MLA: Yonge, Charlotte Mary. "Chapter 5." Heartsease, the Brother’s Wife, edited by Hawthorne, Julian, 1846-1934, and translated by Dakyns, H.G., in Heartsease, the Brother’s Wife, Boston, John W. Luce and Company, 1911, Original Sources. 12 Jul. 2024. http://www.originalsources.com/Document.aspx?DocID=4YC4I9A7RUYYZ8F.

Harvard: Yonge, CM, 'Chapter 5' in Heartsease, the Brother’s Wife, ed. and trans. . cited in 1911, Heartsease, the Brother’s Wife, John W. Luce and Company, Boston.
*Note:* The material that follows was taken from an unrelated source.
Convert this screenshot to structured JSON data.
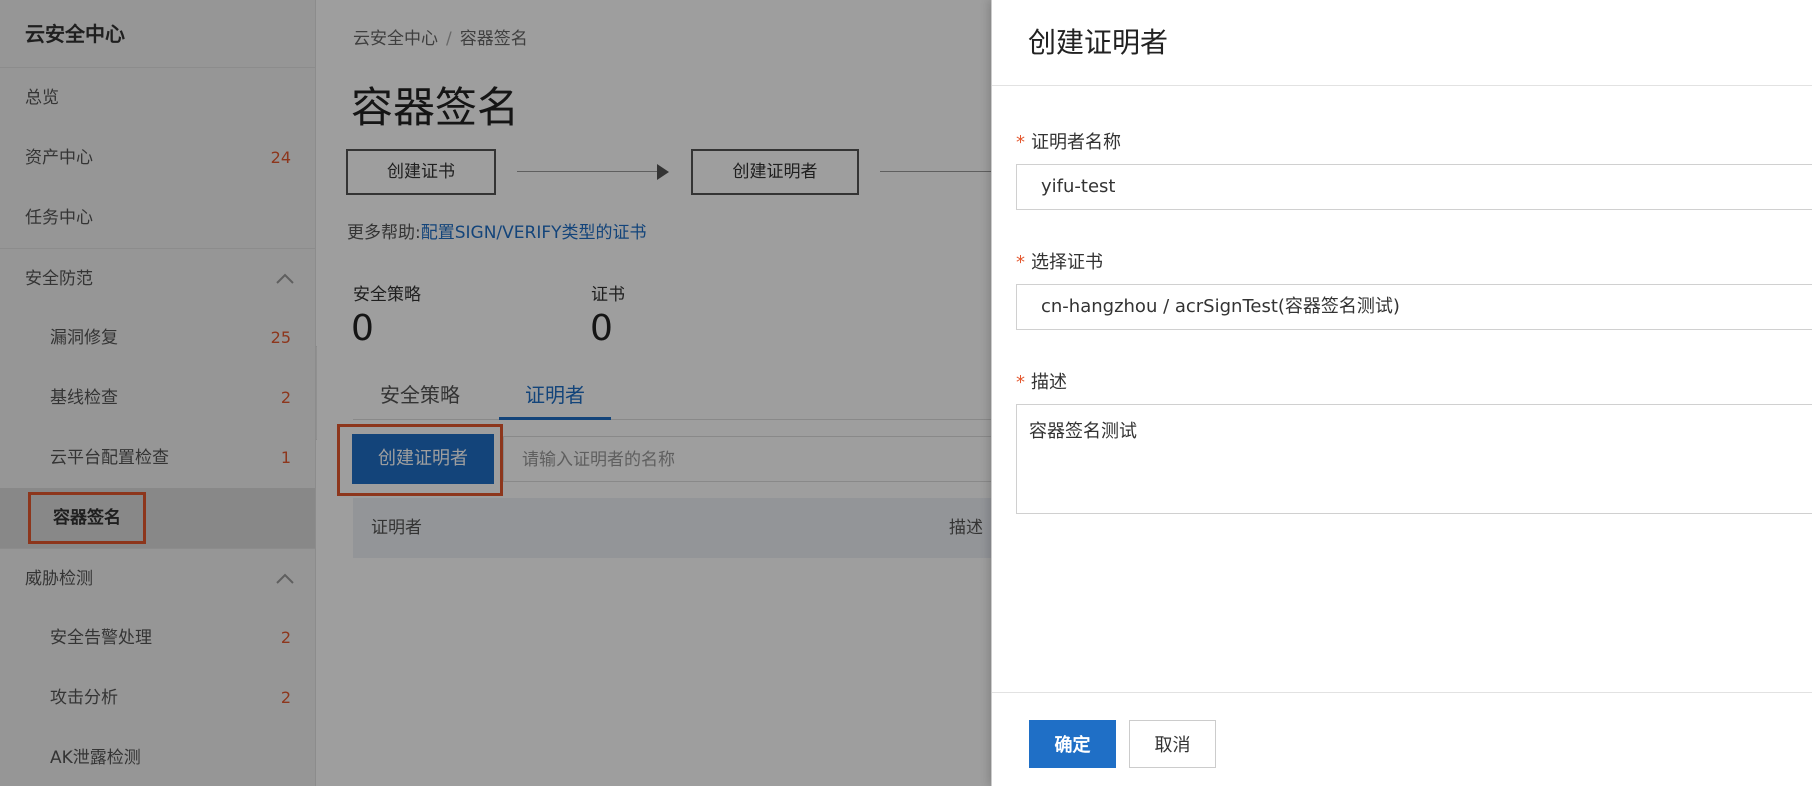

Original Sources, retrieved 12 July 2024, from http://www.originalsources.com/Document.aspx?DocID=4YC4I9A7RUYYZ8F.